Work instructions
Precise copying is required. Return the data below in full.

[Records drawn from a dataset]
···
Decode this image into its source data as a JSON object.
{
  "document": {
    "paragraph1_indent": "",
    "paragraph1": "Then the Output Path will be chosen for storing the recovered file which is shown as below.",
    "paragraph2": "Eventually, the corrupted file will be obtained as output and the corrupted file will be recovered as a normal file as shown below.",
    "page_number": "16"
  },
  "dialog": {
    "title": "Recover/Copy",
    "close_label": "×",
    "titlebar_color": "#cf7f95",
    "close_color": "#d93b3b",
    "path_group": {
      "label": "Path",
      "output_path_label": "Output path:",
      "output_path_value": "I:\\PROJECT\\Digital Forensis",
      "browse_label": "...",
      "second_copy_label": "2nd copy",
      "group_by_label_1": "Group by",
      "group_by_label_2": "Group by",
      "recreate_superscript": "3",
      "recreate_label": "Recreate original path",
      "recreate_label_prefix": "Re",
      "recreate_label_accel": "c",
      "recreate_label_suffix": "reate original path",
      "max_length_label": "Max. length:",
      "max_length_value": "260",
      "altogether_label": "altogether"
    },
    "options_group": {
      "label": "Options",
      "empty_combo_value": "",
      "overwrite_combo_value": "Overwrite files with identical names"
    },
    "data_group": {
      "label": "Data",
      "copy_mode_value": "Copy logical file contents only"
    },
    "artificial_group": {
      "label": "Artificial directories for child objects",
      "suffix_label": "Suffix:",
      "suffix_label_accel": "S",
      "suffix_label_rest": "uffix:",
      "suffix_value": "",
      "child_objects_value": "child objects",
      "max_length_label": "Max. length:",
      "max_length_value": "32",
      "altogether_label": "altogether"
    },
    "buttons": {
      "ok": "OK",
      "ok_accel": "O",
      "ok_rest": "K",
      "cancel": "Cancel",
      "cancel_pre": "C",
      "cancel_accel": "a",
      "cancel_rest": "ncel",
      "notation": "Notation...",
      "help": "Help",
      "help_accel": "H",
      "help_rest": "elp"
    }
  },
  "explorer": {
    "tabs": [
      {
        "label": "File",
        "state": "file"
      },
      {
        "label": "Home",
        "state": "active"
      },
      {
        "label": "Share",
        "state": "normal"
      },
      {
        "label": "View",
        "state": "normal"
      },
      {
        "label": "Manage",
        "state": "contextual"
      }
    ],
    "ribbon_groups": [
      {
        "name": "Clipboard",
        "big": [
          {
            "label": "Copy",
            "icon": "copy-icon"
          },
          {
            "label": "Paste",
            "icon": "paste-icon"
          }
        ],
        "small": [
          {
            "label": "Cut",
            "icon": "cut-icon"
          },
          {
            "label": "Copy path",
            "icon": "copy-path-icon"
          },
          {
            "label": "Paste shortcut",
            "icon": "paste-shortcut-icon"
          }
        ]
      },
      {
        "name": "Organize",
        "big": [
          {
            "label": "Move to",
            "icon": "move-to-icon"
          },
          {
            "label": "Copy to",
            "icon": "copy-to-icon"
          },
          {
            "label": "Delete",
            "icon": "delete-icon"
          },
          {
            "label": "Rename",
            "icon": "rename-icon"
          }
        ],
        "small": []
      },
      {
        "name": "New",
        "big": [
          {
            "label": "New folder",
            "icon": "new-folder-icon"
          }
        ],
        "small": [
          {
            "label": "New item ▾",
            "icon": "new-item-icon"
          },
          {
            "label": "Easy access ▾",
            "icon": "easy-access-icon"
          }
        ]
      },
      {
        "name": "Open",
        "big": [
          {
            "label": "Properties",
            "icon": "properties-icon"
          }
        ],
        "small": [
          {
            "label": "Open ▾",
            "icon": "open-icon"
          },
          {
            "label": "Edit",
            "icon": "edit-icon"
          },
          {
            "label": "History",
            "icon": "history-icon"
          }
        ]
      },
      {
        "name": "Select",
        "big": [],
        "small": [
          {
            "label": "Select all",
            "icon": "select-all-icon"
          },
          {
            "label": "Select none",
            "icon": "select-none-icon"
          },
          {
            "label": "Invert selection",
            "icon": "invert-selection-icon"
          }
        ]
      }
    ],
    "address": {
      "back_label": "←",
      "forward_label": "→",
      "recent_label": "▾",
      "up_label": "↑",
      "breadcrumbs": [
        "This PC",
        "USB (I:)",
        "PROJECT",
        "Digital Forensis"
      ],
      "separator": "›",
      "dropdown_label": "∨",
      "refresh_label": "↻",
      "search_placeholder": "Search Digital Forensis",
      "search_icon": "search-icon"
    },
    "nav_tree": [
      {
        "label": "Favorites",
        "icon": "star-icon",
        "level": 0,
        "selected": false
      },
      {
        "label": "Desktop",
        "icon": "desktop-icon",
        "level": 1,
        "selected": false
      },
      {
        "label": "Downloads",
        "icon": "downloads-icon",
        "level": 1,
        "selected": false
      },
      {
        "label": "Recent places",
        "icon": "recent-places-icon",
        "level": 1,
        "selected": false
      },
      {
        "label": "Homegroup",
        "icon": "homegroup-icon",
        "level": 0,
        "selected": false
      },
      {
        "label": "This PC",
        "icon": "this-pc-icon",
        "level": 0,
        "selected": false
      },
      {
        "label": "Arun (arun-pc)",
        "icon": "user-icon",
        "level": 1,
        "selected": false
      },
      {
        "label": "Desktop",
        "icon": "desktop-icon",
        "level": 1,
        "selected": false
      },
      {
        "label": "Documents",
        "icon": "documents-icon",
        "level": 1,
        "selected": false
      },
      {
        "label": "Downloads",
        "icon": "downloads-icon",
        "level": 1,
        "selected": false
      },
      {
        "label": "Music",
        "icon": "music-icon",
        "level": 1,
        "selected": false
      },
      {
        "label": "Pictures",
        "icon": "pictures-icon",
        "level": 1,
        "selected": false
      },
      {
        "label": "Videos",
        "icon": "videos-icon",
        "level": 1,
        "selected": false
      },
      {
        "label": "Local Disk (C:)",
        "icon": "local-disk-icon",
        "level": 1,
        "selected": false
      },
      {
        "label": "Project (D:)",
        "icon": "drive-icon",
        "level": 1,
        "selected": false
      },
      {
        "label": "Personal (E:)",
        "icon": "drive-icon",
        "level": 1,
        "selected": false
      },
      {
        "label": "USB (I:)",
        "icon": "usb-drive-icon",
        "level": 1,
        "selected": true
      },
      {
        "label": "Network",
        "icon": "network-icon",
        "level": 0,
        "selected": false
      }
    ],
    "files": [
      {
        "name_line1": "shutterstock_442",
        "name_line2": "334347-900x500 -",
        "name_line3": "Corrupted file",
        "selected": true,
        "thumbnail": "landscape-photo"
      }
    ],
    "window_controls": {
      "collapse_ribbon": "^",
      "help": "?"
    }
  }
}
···
Your response
Decode this image into its source data as a JSON object.
{
  "document": {
    "paragraph1_indent": "",
    "paragraph1": "Then the Output Path will be chosen for storing the recovered file which is shown as below.",
    "paragraph2": "Eventually, the corrupted file will be obtained as output and the corrupted file will be recovered as a normal file as shown below.",
    "page_number": "16"
  },
  "dialog": {
    "title": "Recover/Copy",
    "close_label": "×",
    "titlebar_color": "#cf7f95",
    "close_color": "#d93b3b",
    "path_group": {
      "label": "Path",
      "output_path_label": "Output path:",
      "output_path_value": "I:\\PROJECT\\Digital Forensis",
      "browse_label": "...",
      "second_copy_label": "2nd copy",
      "group_by_label_1": "Group by",
      "group_by_label_2": "Group by",
      "recreate_superscript": "3",
      "recreate_label": "Recreate original path",
      "recreate_label_prefix": "Re",
      "recreate_label_accel": "c",
      "recreate_label_suffix": "reate original path",
      "max_length_label": "Max. length:",
      "max_length_value": "260",
      "altogether_label": "altogether"
    },
    "options_group": {
      "label": "Options",
      "empty_combo_value": "",
      "overwrite_combo_value": "Overwrite files with identical names"
    },
    "data_group": {
      "label": "Data",
      "copy_mode_value": "Copy logical file contents only"
    },
    "artificial_group": {
      "label": "Artificial directories for child objects",
      "suffix_label": "Suffix:",
      "suffix_label_accel": "S",
      "suffix_label_rest": "uffix:",
      "suffix_value": "",
      "child_objects_value": "child objects",
      "max_length_label": "Max. length:",
      "max_length_value": "32",
      "altogether_label": "altogether"
    },
    "buttons": {
      "ok": "OK",
      "ok_accel": "O",
      "ok_rest": "K",
      "cancel": "Cancel",
      "cancel_pre": "C",
      "cancel_accel": "a",
      "cancel_rest": "ncel",
      "notation": "Notation...",
      "help": "Help",
      "help_accel": "H",
      "help_rest": "elp"
    }
  },
  "explorer": {
    "tabs": [
      {
        "label": "File",
        "state": "file"
      },
      {
        "label": "Home",
        "state": "active"
      },
      {
        "label": "Share",
        "state": "normal"
      },
      {
        "label": "View",
        "state": "normal"
      },
      {
        "label": "Manage",
        "state": "contextual"
      }
    ],
    "ribbon_groups": [
      {
        "name": "Clipboard",
        "big": [
          {
            "label": "Copy",
            "icon": "copy-icon"
          },
          {
            "label": "Paste",
            "icon": "paste-icon"
          }
        ],
        "small": [
          {
            "label": "Cut",
            "icon": "cut-icon"
          },
          {
            "label": "Copy path",
            "icon": "copy-path-icon"
          },
          {
            "label": "Paste shortcut",
            "icon": "paste-shortcut-icon"
          }
        ]
      },
      {
        "name": "Organize",
        "big": [
          {
            "label": "Move to",
            "icon": "move-to-icon"
          },
          {
            "label": "Copy to",
            "icon": "copy-to-icon"
          },
          {
            "label": "Delete",
            "icon": "delete-icon"
          },
          {
            "label": "Rename",
            "icon": "rename-icon"
          }
        ],
        "small": []
      },
      {
        "name": "New",
        "big": [
          {
            "label": "New folder",
            "icon": "new-folder-icon"
          }
        ],
        "small": [
          {
            "label": "New item ▾",
            "icon": "new-item-icon"
          },
          {
            "label": "Easy access ▾",
            "icon": "easy-access-icon"
          }
        ]
      },
      {
        "name": "Open",
        "big": [
          {
            "label": "Properties",
            "icon": "properties-icon"
          }
        ],
        "small": [
          {
            "label": "Open ▾",
            "icon": "open-icon"
          },
          {
            "label": "Edit",
            "icon": "edit-icon"
          },
          {
            "label": "History",
            "icon": "history-icon"
          }
        ]
      },
      {
        "name": "Select",
        "big": [],
        "small": [
          {
            "label": "Select all",
            "icon": "select-all-icon"
          },
          {
            "label": "Select none",
            "icon": "select-none-icon"
          },
          {
            "label": "Invert selection",
            "icon": "invert-selection-icon"
          }
        ]
      }
    ],
    "address": {
      "back_label": "←",
      "forward_label": "→",
      "recent_label": "▾",
      "up_label": "↑",
      "breadcrumbs": [
        "This PC",
        "USB (I:)",
        "PROJECT",
        "Digital Forensis"
      ],
      "separator": "›",
      "dropdown_label": "∨",
      "refresh_label": "↻",
      "search_placeholder": "Search Digital Forensis",
      "search_icon": "search-icon"
    },
    "nav_tree": [
      {
        "label": "Favorites",
        "icon": "star-icon",
        "level": 0,
        "selected": false
      },
      {
        "label": "Desktop",
        "icon": "desktop-icon",
        "level": 1,
        "selected": false
      },
      {
        "label": "Downloads",
        "icon": "downloads-icon",
        "level": 1,
        "selected": false
      },
      {
        "label": "Recent places",
        "icon": "recent-places-icon",
        "level": 1,
        "selected": false
      },
      {
        "label": "Homegroup",
        "icon": "homegroup-icon",
        "level": 0,
        "selected": false
      },
      {
        "label": "This PC",
        "icon": "this-pc-icon",
        "level": 0,
        "selected": false
      },
      {
        "label": "Arun (arun-pc)",
        "icon": "user-icon",
        "level": 1,
        "selected": false
      },
      {
        "label": "Desktop",
        "icon": "desktop-icon",
        "level": 1,
        "selected": false
      },
      {
        "label": "Documents",
        "icon": "documents-icon",
        "level": 1,
        "selected": false
      },
      {
        "label": "Downloads",
        "icon": "downloads-icon",
        "level": 1,
        "selected": false
      },
      {
        "label": "Music",
        "icon": "music-icon",
        "level": 1,
        "selected": false
      },
      {
        "label": "Pictures",
        "icon": "pictures-icon",
        "level": 1,
        "selected": false
      },
      {
        "label": "Videos",
        "icon": "videos-icon",
        "level": 1,
        "selected": false
      },
      {
        "label": "Local Disk (C:)",
        "icon": "local-disk-icon",
        "level": 1,
        "selected": false
      },
      {
        "label": "Project (D:)",
        "icon": "drive-icon",
        "level": 1,
        "selected": false
      },
      {
        "label": "Personal (E:)",
        "icon": "drive-icon",
        "level": 1,
        "selected": false
      },
      {
        "label": "USB (I:)",
        "icon": "usb-drive-icon",
        "level": 1,
        "selected": true
      },
      {
        "label": "Network",
        "icon": "network-icon",
        "level": 0,
        "selected": false
      }
    ],
    "files": [
      {
        "name_line1": "shutterstock_442",
        "name_line2": "334347-900x500 -",
        "name_line3": "Corrupted file",
        "selected": true,
        "thumbnail": "landscape-photo"
      }
    ],
    "window_controls": {
      "collapse_ribbon": "^",
      "help": "?"
    }
  }
}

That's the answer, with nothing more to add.